Data provided -
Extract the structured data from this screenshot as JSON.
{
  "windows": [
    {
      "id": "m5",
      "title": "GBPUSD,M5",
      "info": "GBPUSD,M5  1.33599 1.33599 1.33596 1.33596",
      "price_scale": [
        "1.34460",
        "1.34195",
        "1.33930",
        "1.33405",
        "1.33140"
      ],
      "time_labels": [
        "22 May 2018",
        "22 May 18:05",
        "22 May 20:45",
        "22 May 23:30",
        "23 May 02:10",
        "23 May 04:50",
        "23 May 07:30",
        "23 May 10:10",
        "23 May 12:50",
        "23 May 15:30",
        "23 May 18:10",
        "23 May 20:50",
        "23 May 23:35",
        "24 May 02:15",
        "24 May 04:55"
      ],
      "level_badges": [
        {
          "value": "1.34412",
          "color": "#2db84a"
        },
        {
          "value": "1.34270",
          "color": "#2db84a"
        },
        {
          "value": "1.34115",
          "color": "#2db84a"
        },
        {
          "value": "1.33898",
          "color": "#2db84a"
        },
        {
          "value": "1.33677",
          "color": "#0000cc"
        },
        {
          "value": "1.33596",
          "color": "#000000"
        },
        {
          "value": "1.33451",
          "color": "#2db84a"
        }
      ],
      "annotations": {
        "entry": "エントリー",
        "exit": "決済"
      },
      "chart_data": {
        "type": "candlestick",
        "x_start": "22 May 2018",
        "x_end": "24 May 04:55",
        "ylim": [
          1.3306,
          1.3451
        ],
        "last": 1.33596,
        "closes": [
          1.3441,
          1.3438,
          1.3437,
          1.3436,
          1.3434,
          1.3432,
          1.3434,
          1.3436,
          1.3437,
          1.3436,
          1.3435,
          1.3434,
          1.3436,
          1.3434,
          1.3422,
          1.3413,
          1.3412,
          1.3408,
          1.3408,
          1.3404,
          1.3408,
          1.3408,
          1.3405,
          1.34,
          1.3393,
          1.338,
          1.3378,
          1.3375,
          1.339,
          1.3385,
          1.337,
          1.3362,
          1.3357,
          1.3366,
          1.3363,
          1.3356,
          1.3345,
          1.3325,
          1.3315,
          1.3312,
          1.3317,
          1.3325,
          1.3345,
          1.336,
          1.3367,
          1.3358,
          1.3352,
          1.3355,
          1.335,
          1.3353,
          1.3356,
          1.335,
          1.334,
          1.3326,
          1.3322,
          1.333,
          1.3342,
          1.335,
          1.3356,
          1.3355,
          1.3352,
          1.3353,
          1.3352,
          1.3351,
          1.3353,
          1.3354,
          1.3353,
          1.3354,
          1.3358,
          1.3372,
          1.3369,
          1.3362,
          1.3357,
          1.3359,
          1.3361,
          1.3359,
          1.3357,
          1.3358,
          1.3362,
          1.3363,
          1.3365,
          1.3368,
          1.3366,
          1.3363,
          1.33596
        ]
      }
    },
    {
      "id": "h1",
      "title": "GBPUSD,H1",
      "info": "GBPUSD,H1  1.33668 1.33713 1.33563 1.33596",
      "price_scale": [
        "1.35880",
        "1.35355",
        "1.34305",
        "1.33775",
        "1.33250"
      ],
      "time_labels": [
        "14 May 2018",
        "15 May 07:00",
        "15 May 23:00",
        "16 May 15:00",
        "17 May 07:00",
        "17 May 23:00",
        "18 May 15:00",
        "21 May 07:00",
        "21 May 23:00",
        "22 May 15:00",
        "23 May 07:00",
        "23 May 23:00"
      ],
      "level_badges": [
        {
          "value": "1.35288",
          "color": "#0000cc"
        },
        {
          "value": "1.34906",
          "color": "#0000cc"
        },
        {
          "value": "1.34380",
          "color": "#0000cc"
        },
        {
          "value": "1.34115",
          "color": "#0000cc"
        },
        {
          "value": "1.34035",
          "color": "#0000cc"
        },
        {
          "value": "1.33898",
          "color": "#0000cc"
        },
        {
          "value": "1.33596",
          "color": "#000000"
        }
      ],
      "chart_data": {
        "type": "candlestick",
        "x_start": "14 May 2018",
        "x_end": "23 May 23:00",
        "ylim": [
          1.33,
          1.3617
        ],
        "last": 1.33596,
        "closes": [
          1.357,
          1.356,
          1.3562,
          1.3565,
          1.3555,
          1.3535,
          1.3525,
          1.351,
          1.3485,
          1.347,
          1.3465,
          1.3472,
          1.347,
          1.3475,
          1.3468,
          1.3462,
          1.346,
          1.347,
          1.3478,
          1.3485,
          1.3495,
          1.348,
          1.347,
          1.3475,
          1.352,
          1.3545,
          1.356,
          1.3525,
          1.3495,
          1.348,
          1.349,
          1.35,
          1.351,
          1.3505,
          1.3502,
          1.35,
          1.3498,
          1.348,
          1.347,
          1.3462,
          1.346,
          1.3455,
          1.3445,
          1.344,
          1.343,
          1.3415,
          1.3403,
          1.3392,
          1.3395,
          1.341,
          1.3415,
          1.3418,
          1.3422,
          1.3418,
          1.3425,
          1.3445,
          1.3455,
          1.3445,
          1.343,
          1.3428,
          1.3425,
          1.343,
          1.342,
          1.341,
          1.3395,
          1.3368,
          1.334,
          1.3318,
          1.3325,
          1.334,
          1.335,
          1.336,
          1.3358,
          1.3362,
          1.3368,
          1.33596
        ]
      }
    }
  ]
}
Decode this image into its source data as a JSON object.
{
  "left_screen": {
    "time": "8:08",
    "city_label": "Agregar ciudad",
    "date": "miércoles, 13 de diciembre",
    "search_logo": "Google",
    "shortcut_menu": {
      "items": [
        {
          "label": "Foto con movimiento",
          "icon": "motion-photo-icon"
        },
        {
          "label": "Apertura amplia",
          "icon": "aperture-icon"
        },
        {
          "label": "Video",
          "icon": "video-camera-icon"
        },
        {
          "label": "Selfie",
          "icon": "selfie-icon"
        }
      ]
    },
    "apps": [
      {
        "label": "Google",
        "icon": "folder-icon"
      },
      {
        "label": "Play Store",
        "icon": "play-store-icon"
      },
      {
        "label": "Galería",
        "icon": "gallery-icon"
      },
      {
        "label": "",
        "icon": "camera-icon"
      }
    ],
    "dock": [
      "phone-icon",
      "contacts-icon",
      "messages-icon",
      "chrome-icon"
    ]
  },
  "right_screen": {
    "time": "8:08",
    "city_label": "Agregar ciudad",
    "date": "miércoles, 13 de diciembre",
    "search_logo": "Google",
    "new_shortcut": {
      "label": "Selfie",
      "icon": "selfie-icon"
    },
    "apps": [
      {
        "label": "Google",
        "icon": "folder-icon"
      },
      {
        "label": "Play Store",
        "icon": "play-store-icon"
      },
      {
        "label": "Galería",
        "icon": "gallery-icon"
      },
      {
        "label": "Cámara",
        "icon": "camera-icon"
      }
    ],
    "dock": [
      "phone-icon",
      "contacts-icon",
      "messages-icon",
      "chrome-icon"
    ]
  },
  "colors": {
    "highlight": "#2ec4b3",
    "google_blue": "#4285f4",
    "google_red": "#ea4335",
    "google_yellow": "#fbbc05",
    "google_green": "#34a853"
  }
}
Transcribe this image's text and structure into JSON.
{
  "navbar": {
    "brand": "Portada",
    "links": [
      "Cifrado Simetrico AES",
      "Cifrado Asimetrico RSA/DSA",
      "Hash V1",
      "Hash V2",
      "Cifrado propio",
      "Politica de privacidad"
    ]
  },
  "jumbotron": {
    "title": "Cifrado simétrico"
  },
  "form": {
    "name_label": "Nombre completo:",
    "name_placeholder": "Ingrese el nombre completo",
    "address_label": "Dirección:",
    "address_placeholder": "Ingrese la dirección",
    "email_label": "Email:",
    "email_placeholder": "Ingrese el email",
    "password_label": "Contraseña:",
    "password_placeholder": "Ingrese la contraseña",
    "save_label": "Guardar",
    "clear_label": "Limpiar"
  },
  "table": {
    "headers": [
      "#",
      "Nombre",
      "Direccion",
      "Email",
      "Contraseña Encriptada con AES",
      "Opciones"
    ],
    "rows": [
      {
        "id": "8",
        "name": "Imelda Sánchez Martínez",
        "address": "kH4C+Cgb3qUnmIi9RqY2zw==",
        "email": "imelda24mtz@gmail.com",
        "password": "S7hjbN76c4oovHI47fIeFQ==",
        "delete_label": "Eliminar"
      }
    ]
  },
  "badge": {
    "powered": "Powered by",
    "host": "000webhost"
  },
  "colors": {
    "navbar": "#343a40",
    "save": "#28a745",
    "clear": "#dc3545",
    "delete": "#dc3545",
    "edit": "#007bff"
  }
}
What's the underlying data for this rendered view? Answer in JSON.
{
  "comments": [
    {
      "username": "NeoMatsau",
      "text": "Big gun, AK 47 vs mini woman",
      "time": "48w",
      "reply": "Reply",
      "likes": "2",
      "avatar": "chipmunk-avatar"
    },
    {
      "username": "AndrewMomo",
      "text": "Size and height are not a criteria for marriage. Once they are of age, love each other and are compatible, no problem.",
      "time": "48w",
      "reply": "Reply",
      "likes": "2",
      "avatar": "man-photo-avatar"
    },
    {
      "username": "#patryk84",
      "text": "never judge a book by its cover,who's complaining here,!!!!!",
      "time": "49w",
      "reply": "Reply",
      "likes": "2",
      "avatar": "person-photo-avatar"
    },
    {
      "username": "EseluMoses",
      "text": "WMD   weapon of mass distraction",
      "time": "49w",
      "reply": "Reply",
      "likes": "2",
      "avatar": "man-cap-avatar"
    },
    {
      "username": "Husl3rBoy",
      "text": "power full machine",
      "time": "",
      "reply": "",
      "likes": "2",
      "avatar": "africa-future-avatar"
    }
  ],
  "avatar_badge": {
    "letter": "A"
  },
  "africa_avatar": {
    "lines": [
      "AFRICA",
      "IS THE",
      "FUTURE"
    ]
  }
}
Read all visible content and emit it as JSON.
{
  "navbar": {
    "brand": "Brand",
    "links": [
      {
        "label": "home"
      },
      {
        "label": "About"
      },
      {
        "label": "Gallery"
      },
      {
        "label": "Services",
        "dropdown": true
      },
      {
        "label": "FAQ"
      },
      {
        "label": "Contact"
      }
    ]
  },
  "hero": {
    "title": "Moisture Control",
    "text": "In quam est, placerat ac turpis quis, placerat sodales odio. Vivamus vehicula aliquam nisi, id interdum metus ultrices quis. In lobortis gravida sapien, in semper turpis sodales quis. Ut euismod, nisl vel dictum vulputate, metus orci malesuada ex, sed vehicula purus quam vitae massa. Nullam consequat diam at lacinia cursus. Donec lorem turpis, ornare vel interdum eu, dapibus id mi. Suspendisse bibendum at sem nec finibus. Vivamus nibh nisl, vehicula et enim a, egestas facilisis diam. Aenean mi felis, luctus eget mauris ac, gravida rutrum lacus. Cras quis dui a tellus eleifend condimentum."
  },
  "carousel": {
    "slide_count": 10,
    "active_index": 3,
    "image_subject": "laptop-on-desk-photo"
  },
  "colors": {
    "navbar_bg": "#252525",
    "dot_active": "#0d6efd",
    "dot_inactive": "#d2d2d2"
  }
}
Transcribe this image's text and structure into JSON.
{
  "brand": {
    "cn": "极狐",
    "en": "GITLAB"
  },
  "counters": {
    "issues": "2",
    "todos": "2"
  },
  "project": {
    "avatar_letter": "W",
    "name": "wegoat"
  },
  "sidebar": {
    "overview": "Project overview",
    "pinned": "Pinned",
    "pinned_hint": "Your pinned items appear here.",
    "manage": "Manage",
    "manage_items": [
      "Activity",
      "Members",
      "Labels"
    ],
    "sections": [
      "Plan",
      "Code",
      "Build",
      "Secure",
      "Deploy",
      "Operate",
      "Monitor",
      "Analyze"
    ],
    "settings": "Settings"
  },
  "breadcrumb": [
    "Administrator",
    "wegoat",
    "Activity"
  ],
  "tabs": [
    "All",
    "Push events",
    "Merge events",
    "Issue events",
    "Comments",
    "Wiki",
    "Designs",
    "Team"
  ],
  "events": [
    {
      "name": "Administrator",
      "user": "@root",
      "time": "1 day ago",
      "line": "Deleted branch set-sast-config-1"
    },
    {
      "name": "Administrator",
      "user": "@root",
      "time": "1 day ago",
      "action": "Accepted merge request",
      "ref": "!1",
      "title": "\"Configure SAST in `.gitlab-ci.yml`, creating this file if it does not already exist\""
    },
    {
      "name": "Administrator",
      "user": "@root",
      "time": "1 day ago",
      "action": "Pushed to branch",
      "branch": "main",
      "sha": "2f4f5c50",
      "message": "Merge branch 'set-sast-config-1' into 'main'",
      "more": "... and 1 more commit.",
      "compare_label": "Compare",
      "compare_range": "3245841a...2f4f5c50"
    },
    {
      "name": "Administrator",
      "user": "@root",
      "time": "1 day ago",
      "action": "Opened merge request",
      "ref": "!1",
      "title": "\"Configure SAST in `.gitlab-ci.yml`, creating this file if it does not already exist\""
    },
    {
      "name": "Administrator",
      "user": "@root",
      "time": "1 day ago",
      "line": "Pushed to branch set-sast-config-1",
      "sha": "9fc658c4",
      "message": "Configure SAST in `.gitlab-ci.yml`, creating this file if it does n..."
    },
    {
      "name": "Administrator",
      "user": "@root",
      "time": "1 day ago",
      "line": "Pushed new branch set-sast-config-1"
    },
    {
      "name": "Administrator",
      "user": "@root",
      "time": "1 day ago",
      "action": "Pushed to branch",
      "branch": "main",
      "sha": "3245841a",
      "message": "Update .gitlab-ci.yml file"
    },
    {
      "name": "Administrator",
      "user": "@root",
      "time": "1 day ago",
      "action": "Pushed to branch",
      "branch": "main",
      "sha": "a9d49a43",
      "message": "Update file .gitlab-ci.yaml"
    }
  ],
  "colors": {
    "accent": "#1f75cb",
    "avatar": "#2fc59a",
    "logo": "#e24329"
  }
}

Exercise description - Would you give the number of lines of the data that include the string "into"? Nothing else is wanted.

Answer below - 4